▸ DATA SECTION:

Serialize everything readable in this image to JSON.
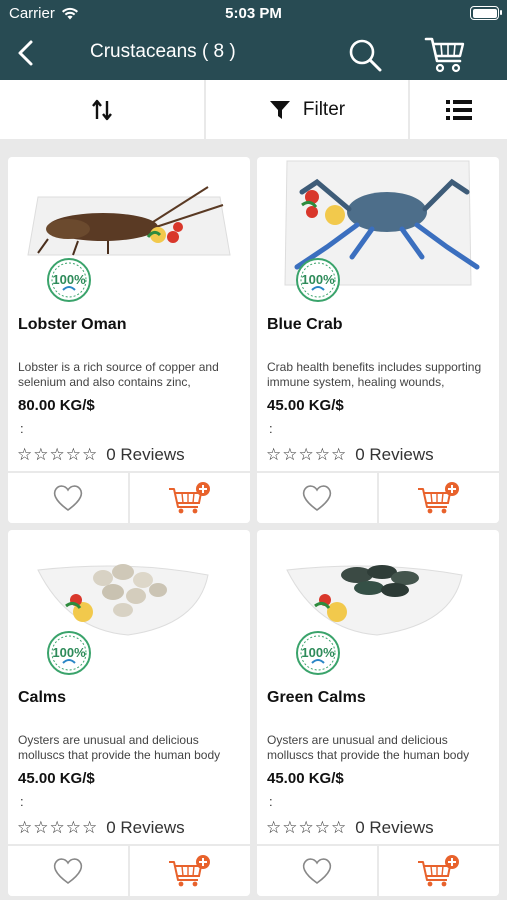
{
  "status_bar": {
    "carrier": "Carrier",
    "time": "5:03 PM"
  },
  "nav": {
    "title": "Crustaceans ( 8 )"
  },
  "toolbar": {
    "filter_label": "Filter"
  },
  "colors": {
    "header": "#284b53",
    "accent": "#e8622c",
    "badge": "#3aa36b"
  },
  "products": [
    {
      "name": "Lobster Oman",
      "description": "Lobster is a rich source of copper and selenium and also contains zinc,",
      "price": "80.00 KG/$",
      "colon": ":",
      "stars": "☆☆☆☆☆",
      "reviews": "0 Reviews",
      "badge": "100%",
      "image": "lobster"
    },
    {
      "name": "Blue Crab",
      "description": "Crab health benefits includes supporting immune system, healing wounds,",
      "price": "45.00 KG/$",
      "colon": ":",
      "stars": "☆☆☆☆☆",
      "reviews": "0 Reviews",
      "badge": "100%",
      "image": "crab"
    },
    {
      "name": "Calms",
      "description": "Oysters are unusual and delicious molluscs that provide the human body",
      "price": "45.00 KG/$",
      "colon": ":",
      "stars": "☆☆☆☆☆",
      "reviews": "0 Reviews",
      "badge": "100%",
      "image": "clams"
    },
    {
      "name": "Green Calms",
      "description": "Oysters are unusual and delicious molluscs that provide the human body",
      "price": "45.00 KG/$",
      "colon": ":",
      "stars": "☆☆☆☆☆",
      "reviews": "0 Reviews",
      "badge": "100%",
      "image": "mussels"
    }
  ]
}
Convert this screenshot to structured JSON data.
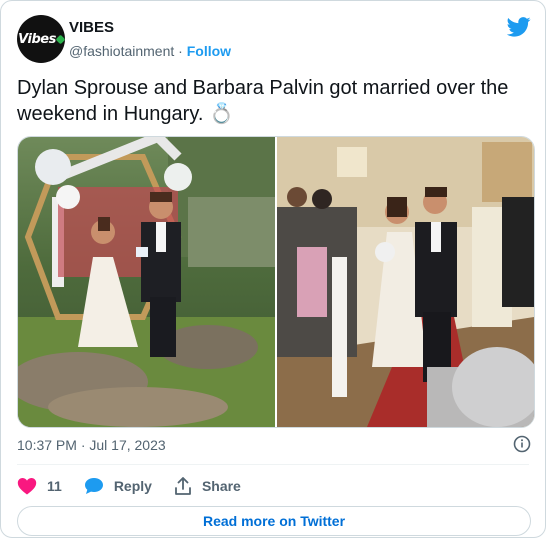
{
  "account": {
    "display_name": "VIBES",
    "avatar_text": "Vibes",
    "handle": "@fashiotainment",
    "separator": "·",
    "follow_label": "Follow"
  },
  "tweet": {
    "text": "Dylan Sprouse and Barbara Palvin got married over the weekend in Hungary. 💍",
    "timestamp": "10:37 PM · Jul 17, 2023"
  },
  "media": {
    "photo_count": 2
  },
  "actions": {
    "likes_count": "11",
    "reply_label": "Reply",
    "share_label": "Share"
  },
  "footer": {
    "read_more_label": "Read more on Twitter"
  },
  "colors": {
    "twitter_blue": "#1d9bf0",
    "like_red": "#f91880",
    "link_blue": "#006fd6",
    "secondary_text": "#536471"
  },
  "icons": [
    "twitter-bird-icon",
    "info-icon",
    "heart-icon",
    "reply-bubble-icon",
    "share-icon"
  ]
}
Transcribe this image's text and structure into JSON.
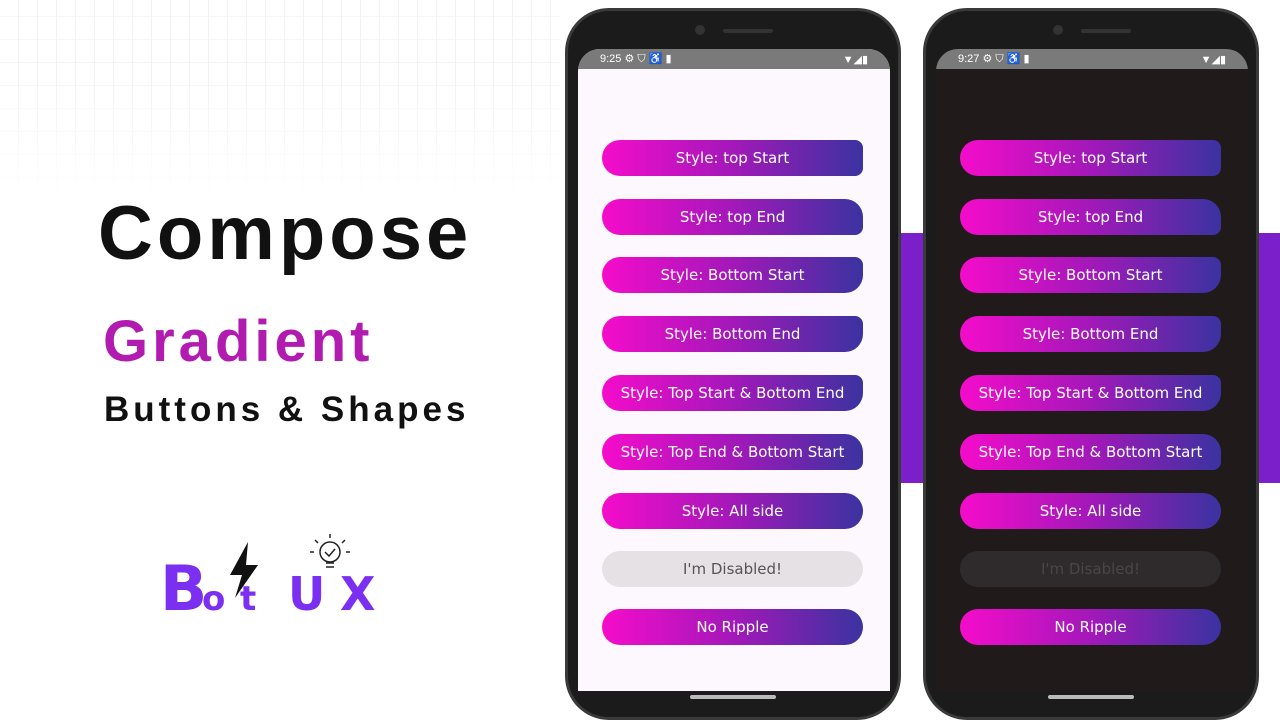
{
  "headline": {
    "line1": "Compose",
    "line2": "Gradient",
    "line3": "Buttons & Shapes"
  },
  "logo": {
    "text": "BotUX"
  },
  "colors": {
    "gradient_start": "#f50ccb",
    "gradient_end": "#3a33a0",
    "accent_band": "#7a1fc9",
    "title_accent": "#b21bb0"
  },
  "phones": [
    {
      "theme": "light",
      "time": "9:25",
      "background": "#fdf8fd"
    },
    {
      "theme": "dark",
      "time": "9:27",
      "background": "#201a1b"
    }
  ],
  "status_icons": [
    "gear-icon",
    "shield-icon",
    "accessibility-icon",
    "sd-card-icon",
    "wifi-icon",
    "signal-icon",
    "battery-icon"
  ],
  "buttons": [
    {
      "label": "Style: top Start",
      "enabled": true
    },
    {
      "label": "Style: top End",
      "enabled": true
    },
    {
      "label": "Style: Bottom Start",
      "enabled": true
    },
    {
      "label": "Style: Bottom End",
      "enabled": true
    },
    {
      "label": "Style: Top Start & Bottom End",
      "enabled": true
    },
    {
      "label": "Style: Top End & Bottom Start",
      "enabled": true
    },
    {
      "label": "Style: All side",
      "enabled": true
    },
    {
      "label": "I'm Disabled!",
      "enabled": false
    },
    {
      "label": "No Ripple",
      "enabled": true
    }
  ]
}
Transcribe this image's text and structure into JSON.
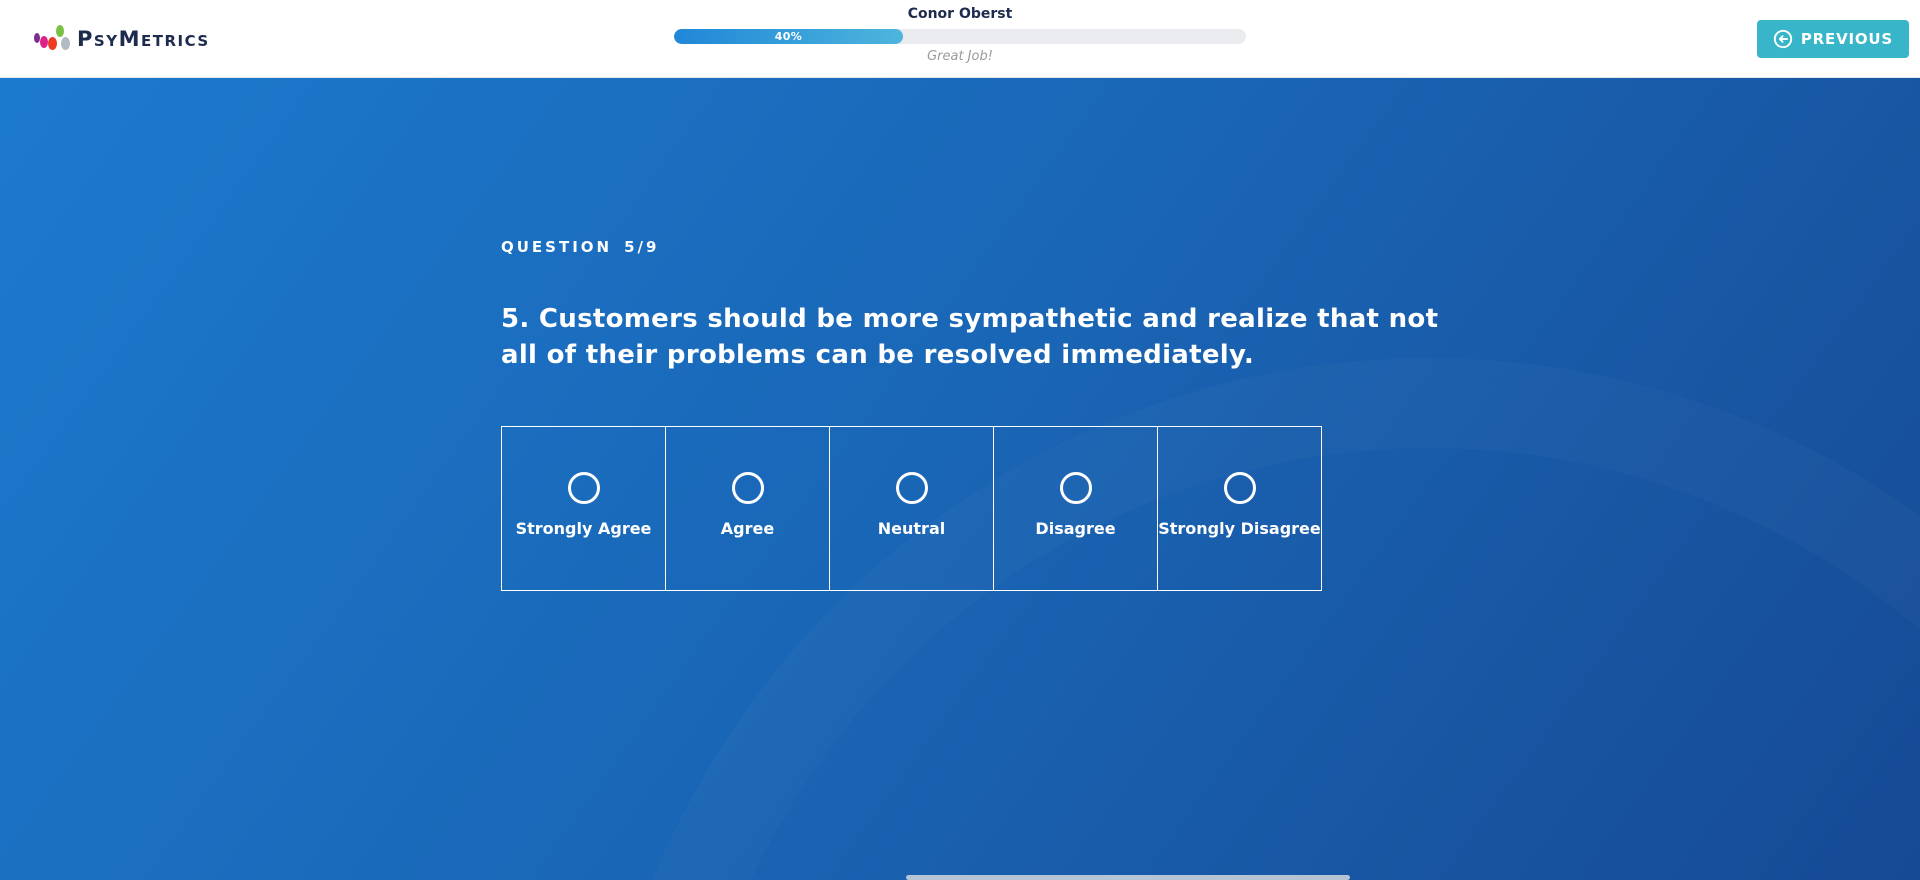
{
  "header": {
    "logo": {
      "segments": [
        "P",
        "SY",
        "M",
        "ETRICS"
      ],
      "full_name": "PsyMetrics"
    },
    "user_name": "Conor Oberst",
    "progress": {
      "percent": 40,
      "label": "40%",
      "message": "Great Job!"
    },
    "previous_label": "PREVIOUS"
  },
  "question": {
    "counter_label": "QUESTION",
    "counter_value": "5/9",
    "text": "5. Customers should be more sympathetic and realize that not all of their problems can be resolved immediately."
  },
  "options": [
    {
      "label": "Strongly Agree"
    },
    {
      "label": "Agree"
    },
    {
      "label": "Neutral"
    },
    {
      "label": "Disagree"
    },
    {
      "label": "Strongly Disagree"
    }
  ],
  "icons": {
    "previous": "arrow-left-circle",
    "option": "radio-circle",
    "brand": "colored-dots"
  },
  "colors": {
    "brand-navy": "#1d2b4d",
    "accent-teal": "#38b5c8",
    "bg-top": "#1c7ace",
    "bg-mid": "#1a66b6",
    "bg-bottom": "#164a94",
    "track-gray": "#e9ebee",
    "fill-from": "#1f87d7",
    "fill-to": "#4eb5dd",
    "muted-gray": "#9b9b9b",
    "dot-purple": "#7b2d8e",
    "dot-magenta": "#e0218a",
    "dot-red": "#ee3b24",
    "dot-green": "#7ac143",
    "dot-gray": "#b4bac4",
    "scroll-thumb": "#c7d0da"
  }
}
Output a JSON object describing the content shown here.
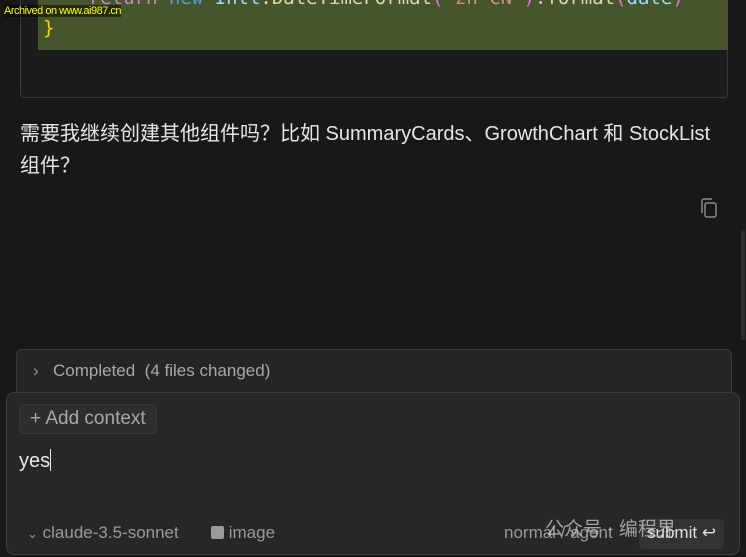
{
  "watermark": "Archived on www.ai987.cn",
  "code": {
    "line1": {
      "kw": "return",
      "kw2": "new",
      "obj": "Intl",
      "fn": "DateTimeFormat",
      "arg": "'zh-CN'",
      "fn2": "format",
      "arg2": "date"
    },
    "brace": "}"
  },
  "message": "需要我继续创建其他组件吗？比如 SummaryCards、GrowthChart 和 StockList 组件？",
  "completed": {
    "label": "Completed",
    "detail": "(4 files changed)"
  },
  "composer": {
    "add_context": "Add context",
    "value": "yes",
    "model": "claude-3.5-sonnet",
    "image": "image",
    "mode": "normal / agent",
    "submit": "submit"
  },
  "overlay_watermark": "公众号 · 编程界"
}
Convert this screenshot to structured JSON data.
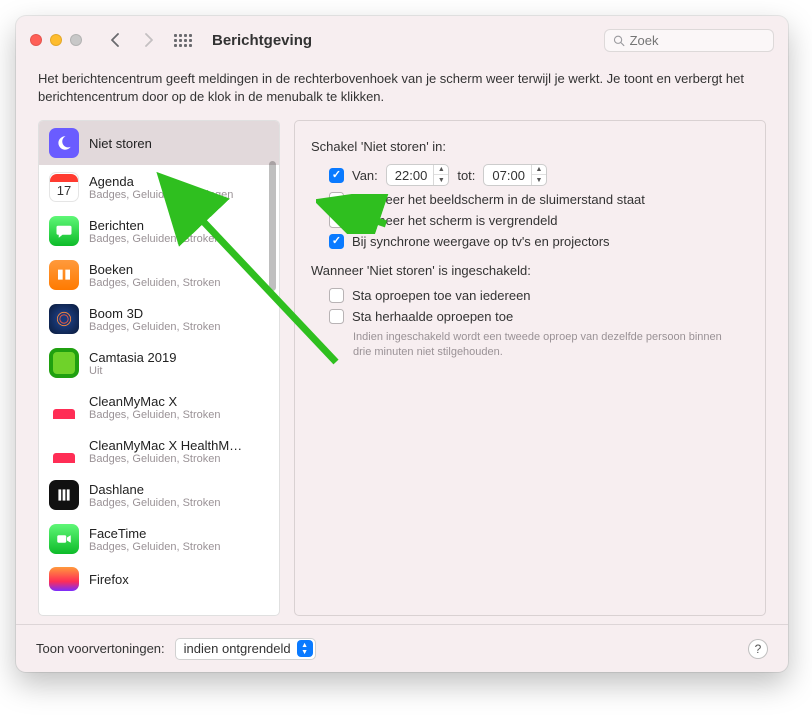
{
  "titlebar": {
    "title": "Berichtgeving",
    "search_placeholder": "Zoek"
  },
  "description": "Het berichtencentrum geeft meldingen in de rechterbovenhoek van je scherm weer terwijl je werkt. Je toont en verbergt het berichtencentrum door op de klok in de menubalk te klikken.",
  "sidebar": {
    "items": [
      {
        "name": "Niet storen",
        "sub": ""
      },
      {
        "name": "Agenda",
        "sub": "Badges, Geluiden, Meldingen"
      },
      {
        "name": "Berichten",
        "sub": "Badges, Geluiden, Stroken"
      },
      {
        "name": "Boeken",
        "sub": "Badges, Geluiden, Stroken"
      },
      {
        "name": "Boom 3D",
        "sub": "Badges, Geluiden, Stroken"
      },
      {
        "name": "Camtasia 2019",
        "sub": "Uit"
      },
      {
        "name": "CleanMyMac X",
        "sub": "Badges, Geluiden, Stroken"
      },
      {
        "name": "CleanMyMac X HealthM…",
        "sub": "Badges, Geluiden, Stroken"
      },
      {
        "name": "Dashlane",
        "sub": "Badges, Geluiden, Stroken"
      },
      {
        "name": "FaceTime",
        "sub": "Badges, Geluiden, Stroken"
      },
      {
        "name": "Firefox",
        "sub": ""
      }
    ],
    "cal_day": "17"
  },
  "detail": {
    "section1_title": "Schakel 'Niet storen' in:",
    "from_label": "Van:",
    "from_time": "22:00",
    "to_label": "tot:",
    "to_time": "07:00",
    "opt_sleep": "Wanneer het beeldscherm in de sluimerstand staat",
    "opt_locked": "Wanneer het scherm is vergrendeld",
    "opt_mirror": "Bij synchrone weergave op tv's en projectors",
    "section2_title": "Wanneer 'Niet storen' is ingeschakeld:",
    "opt_calls_everyone": "Sta oproepen toe van iedereen",
    "opt_repeated": "Sta herhaalde oproepen toe",
    "repeated_hint": "Indien ingeschakeld wordt een tweede oproep van dezelfde persoon binnen drie minuten niet stilgehouden."
  },
  "footer": {
    "preview_label": "Toon voorvertoningen:",
    "preview_value": "indien ontgrendeld",
    "help": "?"
  }
}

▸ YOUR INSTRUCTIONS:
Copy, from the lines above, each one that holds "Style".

▸ SOLUTION:
      "label": "Style: top Start",
      "label": "Style: top End",
      "label": "Style: Bottom Start",
      "label": "Style: Bottom End",
      "label": "Style: Top Start & Bottom End",
      "label": "Style: Top End & Bottom Start",
      "label": "Style: All side",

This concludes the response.